|Title||A comparison of dietary habits among women in Japan and Hawaii.|
|Publication Type||Journal Article|
|Year of Publication||2004|
|Authors||Takata, Y, Maskarinec, G, Franke, A, Nagata, C, Shimizu, H|
|Journal||Public health nutrition|
|Date Published||2004 Apr|
|Keywords||Surveys and Questionnaires|

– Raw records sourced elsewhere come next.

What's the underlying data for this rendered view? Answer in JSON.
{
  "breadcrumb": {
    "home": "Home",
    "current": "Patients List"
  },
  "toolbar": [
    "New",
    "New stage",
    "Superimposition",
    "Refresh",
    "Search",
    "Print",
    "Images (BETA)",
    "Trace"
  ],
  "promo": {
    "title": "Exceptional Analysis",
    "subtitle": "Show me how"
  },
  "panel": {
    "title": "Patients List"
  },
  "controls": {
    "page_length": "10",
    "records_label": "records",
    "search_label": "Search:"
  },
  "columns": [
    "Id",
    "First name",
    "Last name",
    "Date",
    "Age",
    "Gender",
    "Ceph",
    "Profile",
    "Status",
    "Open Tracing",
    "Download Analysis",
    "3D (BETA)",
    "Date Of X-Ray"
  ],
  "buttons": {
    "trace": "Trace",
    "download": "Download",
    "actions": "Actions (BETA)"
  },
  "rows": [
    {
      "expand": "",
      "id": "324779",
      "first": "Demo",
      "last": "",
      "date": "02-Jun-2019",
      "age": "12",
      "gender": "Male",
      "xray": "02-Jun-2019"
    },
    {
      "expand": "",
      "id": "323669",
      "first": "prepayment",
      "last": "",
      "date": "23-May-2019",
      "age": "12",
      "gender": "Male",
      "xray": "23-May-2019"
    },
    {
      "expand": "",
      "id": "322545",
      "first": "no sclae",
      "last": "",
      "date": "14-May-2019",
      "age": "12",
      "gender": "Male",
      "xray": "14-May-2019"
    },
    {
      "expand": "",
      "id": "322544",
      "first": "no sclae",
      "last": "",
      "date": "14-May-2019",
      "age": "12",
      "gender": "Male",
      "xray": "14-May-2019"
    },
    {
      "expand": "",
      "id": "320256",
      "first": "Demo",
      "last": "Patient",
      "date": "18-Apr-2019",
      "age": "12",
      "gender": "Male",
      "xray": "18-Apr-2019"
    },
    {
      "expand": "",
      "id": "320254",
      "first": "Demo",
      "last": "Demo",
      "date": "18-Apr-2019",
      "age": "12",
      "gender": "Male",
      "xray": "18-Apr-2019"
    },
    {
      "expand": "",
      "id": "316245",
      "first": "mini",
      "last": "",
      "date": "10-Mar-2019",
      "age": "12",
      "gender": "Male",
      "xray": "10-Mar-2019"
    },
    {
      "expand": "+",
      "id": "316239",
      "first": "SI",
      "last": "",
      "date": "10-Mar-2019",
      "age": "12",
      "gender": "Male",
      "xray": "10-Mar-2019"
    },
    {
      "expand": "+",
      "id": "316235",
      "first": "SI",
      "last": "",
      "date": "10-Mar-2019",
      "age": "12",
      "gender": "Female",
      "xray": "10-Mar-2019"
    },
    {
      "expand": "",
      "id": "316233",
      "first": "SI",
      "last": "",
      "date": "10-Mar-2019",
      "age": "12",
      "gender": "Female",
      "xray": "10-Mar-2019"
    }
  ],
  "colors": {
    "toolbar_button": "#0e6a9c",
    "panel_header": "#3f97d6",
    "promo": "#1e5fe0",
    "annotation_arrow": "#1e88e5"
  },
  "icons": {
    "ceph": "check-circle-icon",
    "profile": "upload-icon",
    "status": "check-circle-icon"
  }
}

OBJECTIVE: To compare the dietary habits of Japanese women in Japan with those of Japanese and Caucasian women living in Hawaii. DESIGN: Data from two previous cross-sectional studies conducted within two years in Hawaii and Gifu, Japan were pooled and analysed. Dietary intakes were assessed with validated food-frequency questionnaires and urine samples were collected for isoflavone measurement. SETTING: Participants were recruited through mammography clinics in both locations. SUBJECTS: In Hawaii, 164 Caucasian and 146 Japanese women; in Japan, 206 women. RESULTS: Dietary habits differed considerably by ethnicity and location. In comparison to the Caucasian diet, the diet in Japan was relatively low in fat and high in carbohydrates and protein, whereas the Japanese women in Hawaii reported intermediate intakes. Japanese women in Gifu consumed a diet that was relatively high in fish, soy, eggs and vegetables, and low in fruits, dairy products and meat. In contrast, the Caucasian women consumed the most dairy products and fruits and the Japanese women in Hawaii reported the highest grain and meat intakes. CONCLUSIONS: The diet of Japanese women in Hawaii appeared to be a combination of foods eaten in Japan and the dietary habits of Caucasian women in Hawaii, but eating habits in Japan are also different from traditional nutritional patterns. This study illustrates several problems related to dietary comparisons across populations and provides information for future investigations on chronic disease risk.